» **Try it**
If a line in the listing contains "title", copy it out whole.

» **Records provided**
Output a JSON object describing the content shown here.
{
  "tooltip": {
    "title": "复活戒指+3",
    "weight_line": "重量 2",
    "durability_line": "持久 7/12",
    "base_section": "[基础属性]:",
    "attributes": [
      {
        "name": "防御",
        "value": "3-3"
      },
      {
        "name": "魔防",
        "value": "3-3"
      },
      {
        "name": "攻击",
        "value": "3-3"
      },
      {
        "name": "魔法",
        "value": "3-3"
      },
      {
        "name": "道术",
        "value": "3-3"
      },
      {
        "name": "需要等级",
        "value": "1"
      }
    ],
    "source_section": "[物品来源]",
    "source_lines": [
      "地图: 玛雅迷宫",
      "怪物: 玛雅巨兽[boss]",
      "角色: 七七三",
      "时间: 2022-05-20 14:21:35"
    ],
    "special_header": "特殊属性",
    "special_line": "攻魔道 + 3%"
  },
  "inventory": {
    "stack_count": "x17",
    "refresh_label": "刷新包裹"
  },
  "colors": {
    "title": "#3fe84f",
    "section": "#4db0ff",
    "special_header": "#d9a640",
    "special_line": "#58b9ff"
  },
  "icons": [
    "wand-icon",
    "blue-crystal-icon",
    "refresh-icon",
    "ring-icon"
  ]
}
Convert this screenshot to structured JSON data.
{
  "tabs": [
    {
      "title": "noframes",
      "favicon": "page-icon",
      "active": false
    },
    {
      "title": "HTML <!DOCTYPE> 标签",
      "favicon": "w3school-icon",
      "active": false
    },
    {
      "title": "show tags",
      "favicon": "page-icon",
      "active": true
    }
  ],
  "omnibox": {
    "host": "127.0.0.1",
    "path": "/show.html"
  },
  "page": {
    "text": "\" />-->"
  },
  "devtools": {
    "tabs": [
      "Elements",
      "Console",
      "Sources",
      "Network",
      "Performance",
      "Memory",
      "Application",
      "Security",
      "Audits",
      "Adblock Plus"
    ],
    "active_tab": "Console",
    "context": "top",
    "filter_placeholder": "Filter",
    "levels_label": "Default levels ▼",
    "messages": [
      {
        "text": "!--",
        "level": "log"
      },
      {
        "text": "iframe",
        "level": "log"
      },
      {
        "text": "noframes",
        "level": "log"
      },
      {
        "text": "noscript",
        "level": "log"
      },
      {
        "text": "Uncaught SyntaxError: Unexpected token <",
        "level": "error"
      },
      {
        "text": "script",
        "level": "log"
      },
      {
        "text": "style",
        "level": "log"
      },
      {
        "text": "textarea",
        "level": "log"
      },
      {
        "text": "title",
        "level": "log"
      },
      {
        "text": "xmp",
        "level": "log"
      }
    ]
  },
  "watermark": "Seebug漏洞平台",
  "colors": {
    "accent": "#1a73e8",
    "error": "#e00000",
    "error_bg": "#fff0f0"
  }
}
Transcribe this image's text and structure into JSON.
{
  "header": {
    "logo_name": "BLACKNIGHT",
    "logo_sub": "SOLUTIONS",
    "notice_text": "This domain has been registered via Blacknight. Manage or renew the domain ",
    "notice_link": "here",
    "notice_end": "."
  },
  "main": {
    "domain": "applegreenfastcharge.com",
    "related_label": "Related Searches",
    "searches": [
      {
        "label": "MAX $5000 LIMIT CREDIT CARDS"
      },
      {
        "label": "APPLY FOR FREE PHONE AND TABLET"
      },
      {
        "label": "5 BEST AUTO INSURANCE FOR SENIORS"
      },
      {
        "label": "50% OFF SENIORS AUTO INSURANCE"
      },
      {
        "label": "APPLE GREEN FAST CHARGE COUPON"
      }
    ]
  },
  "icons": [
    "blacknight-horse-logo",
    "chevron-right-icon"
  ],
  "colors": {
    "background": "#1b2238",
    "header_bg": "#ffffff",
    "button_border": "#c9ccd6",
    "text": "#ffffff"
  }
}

» **Output for this task**
    "title": "复活戒指+3",
    "title": "#3fe84f",
      "title": "noframes",
      "title": "HTML <!DOCTYPE> 标签",
      "title": "show tags",
        "text": "title",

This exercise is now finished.